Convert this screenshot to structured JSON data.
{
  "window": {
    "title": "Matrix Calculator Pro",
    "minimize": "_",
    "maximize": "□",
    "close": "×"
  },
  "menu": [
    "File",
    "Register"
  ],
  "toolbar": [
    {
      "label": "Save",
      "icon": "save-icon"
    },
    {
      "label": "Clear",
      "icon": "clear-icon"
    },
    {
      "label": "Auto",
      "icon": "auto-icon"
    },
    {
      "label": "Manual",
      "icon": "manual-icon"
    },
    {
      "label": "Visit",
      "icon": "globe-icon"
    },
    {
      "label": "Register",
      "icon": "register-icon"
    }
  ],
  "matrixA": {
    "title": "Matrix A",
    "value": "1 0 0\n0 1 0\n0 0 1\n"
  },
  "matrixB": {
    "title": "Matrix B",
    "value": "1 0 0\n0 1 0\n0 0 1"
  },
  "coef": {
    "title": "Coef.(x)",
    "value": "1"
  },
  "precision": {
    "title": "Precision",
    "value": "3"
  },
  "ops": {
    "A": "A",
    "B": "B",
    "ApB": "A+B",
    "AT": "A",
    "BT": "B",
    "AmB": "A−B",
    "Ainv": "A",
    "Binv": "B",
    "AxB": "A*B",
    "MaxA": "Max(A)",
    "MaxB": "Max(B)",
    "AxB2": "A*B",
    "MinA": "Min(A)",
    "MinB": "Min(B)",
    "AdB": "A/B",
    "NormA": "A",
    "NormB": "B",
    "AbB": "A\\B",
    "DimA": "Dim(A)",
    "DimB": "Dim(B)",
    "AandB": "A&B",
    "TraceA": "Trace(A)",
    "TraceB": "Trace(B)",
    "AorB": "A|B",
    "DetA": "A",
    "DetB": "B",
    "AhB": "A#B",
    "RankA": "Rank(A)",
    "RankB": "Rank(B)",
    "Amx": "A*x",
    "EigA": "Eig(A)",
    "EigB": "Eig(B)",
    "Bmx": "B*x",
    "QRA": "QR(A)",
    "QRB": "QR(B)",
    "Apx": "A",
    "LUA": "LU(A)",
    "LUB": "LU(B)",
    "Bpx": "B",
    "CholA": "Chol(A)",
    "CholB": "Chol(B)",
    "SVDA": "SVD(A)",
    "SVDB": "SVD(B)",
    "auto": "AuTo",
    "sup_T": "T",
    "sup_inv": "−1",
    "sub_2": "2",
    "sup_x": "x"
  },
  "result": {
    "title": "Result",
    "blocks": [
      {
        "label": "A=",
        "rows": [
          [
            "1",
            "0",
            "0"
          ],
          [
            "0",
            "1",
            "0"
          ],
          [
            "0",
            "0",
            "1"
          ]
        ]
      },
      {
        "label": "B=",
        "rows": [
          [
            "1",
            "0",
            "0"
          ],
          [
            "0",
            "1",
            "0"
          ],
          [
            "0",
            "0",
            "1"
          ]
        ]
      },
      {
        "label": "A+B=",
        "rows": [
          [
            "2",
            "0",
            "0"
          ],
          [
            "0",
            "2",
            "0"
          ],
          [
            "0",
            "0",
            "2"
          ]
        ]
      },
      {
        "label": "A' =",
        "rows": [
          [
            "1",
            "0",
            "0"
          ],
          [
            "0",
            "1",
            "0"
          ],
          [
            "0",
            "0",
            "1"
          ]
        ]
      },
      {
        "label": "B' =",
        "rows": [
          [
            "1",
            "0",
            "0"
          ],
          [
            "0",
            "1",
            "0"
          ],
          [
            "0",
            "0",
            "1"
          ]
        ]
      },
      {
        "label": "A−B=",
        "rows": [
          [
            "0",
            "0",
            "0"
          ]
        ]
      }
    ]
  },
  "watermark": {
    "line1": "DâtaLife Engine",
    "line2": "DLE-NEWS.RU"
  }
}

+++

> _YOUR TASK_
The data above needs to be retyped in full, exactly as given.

> _YOUR RESPONSE_
Convert this screenshot to structured JSON data.
{
  "window": {
    "title": "Matrix Calculator Pro",
    "minimize": "_",
    "maximize": "□",
    "close": "×"
  },
  "menu": [
    "File",
    "Register"
  ],
  "toolbar": [
    {
      "label": "Save",
      "icon": "save-icon"
    },
    {
      "label": "Clear",
      "icon": "clear-icon"
    },
    {
      "label": "Auto",
      "icon": "auto-icon"
    },
    {
      "label": "Manual",
      "icon": "manual-icon"
    },
    {
      "label": "Visit",
      "icon": "globe-icon"
    },
    {
      "label": "Register",
      "icon": "register-icon"
    }
  ],
  "matrixA": {
    "title": "Matrix A",
    "value": "1 0 0\n0 1 0\n0 0 1\n"
  },
  "matrixB": {
    "title": "Matrix B",
    "value": "1 0 0\n0 1 0\n0 0 1"
  },
  "coef": {
    "title": "Coef.(x)",
    "value": "1"
  },
  "precision": {
    "title": "Precision",
    "value": "3"
  },
  "ops": {
    "A": "A",
    "B": "B",
    "ApB": "A+B",
    "AT": "A",
    "BT": "B",
    "AmB": "A−B",
    "Ainv": "A",
    "Binv": "B",
    "AxB": "A*B",
    "MaxA": "Max(A)",
    "MaxB": "Max(B)",
    "AxB2": "A*B",
    "MinA": "Min(A)",
    "MinB": "Min(B)",
    "AdB": "A/B",
    "NormA": "A",
    "NormB": "B",
    "AbB": "A\\B",
    "DimA": "Dim(A)",
    "DimB": "Dim(B)",
    "AandB": "A&B",
    "TraceA": "Trace(A)",
    "TraceB": "Trace(B)",
    "AorB": "A|B",
    "DetA": "A",
    "DetB": "B",
    "AhB": "A#B",
    "RankA": "Rank(A)",
    "RankB": "Rank(B)",
    "Amx": "A*x",
    "EigA": "Eig(A)",
    "EigB": "Eig(B)",
    "Bmx": "B*x",
    "QRA": "QR(A)",
    "QRB": "QR(B)",
    "Apx": "A",
    "LUA": "LU(A)",
    "LUB": "LU(B)",
    "Bpx": "B",
    "CholA": "Chol(A)",
    "CholB": "Chol(B)",
    "SVDA": "SVD(A)",
    "SVDB": "SVD(B)",
    "auto": "AuTo",
    "sup_T": "T",
    "sup_inv": "−1",
    "sub_2": "2",
    "sup_x": "x"
  },
  "result": {
    "title": "Result",
    "blocks": [
      {
        "label": "A=",
        "rows": [
          [
            "1",
            "0",
            "0"
          ],
          [
            "0",
            "1",
            "0"
          ],
          [
            "0",
            "0",
            "1"
          ]
        ]
      },
      {
        "label": "B=",
        "rows": [
          [
            "1",
            "0",
            "0"
          ],
          [
            "0",
            "1",
            "0"
          ],
          [
            "0",
            "0",
            "1"
          ]
        ]
      },
      {
        "label": "A+B=",
        "rows": [
          [
            "2",
            "0",
            "0"
          ],
          [
            "0",
            "2",
            "0"
          ],
          [
            "0",
            "0",
            "2"
          ]
        ]
      },
      {
        "label": "A' =",
        "rows": [
          [
            "1",
            "0",
            "0"
          ],
          [
            "0",
            "1",
            "0"
          ],
          [
            "0",
            "0",
            "1"
          ]
        ]
      },
      {
        "label": "B' =",
        "rows": [
          [
            "1",
            "0",
            "0"
          ],
          [
            "0",
            "1",
            "0"
          ],
          [
            "0",
            "0",
            "1"
          ]
        ]
      },
      {
        "label": "A−B=",
        "rows": [
          [
            "0",
            "0",
            "0"
          ]
        ]
      }
    ]
  },
  "watermark": {
    "line1": "DâtaLife Engine",
    "line2": "DLE-NEWS.RU"
  }
}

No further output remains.